I specialise in Sensory Ecology – understanding the evolution of animal and plant signals such as colours and scents. How do animals perceive these signals? How do plants use signals to exploit animal behaviour? How can we use animal communication for conservation?
See here for current students’ projects. Google Scholar profile.
Orchid pollination – sexual deception and evolution
Diverse and enigmatic, orchids and their pollinators make fascinating research subjects. I investigate how orchids lure insects into acting as pollinators with fake signals advertising sex, food, or egg-laying sites. Some orchids fool pollinators into wasting sperm (youtube clip). If this is costly, why don’t orchid pollinators go extinct? Maybe there are secret resilience traits waiting to be discovered!
Seabird sensory ecology
Seabirds tend to live in colonies, often in burrows and return from long foraging trips at night, so they are likely to use scent and colour in different ways to terrestrial, day active birds. Seabirds are one of the most at-risk animal groups, how can we harness their sensory ecology to assist in conservation?
Moss ecology and animal behaviour
Surprisingly, several mosses employ insects and other arthropods in their reproduction.

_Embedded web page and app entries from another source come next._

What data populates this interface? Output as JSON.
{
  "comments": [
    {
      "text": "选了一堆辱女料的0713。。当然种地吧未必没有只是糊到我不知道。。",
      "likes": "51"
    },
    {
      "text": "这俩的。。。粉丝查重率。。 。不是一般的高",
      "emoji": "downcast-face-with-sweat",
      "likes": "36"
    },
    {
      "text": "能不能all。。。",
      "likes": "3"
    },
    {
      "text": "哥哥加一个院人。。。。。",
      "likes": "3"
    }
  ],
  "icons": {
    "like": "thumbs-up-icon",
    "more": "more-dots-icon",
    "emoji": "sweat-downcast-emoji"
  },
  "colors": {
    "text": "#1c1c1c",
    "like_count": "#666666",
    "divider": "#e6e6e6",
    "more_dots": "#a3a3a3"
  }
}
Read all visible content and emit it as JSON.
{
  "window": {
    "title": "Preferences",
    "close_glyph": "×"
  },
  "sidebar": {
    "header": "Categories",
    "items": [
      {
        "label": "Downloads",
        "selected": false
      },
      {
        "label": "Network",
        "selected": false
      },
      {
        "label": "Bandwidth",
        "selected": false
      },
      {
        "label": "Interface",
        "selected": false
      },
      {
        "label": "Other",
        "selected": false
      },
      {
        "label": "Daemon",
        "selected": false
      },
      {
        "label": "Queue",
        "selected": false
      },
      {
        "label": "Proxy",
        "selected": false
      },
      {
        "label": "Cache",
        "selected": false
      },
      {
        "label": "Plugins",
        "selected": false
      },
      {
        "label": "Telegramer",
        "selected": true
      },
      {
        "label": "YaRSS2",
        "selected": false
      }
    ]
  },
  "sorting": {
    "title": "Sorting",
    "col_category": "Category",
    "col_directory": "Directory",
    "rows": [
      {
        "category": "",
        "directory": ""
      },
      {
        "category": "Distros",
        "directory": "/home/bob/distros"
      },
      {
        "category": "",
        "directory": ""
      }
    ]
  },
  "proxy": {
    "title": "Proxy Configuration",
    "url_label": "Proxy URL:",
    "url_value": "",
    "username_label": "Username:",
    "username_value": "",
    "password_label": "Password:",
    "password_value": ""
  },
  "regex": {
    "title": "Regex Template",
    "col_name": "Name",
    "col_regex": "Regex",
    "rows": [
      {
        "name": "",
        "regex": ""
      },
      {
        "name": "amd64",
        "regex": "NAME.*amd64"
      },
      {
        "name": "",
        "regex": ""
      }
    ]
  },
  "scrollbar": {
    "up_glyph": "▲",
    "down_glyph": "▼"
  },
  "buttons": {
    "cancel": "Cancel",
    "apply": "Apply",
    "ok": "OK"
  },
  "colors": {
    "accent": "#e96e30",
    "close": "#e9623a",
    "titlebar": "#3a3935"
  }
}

Studying these ancient moss lineages gives insight into the early origins of complex plant-animal interactions, and crucially, how ecological networks can survive in a changing world.
General pollination ecology, sensory ecology topics
I also supervise students studying various other aspects of plant-pollinator interactions, or animal sensory ecology.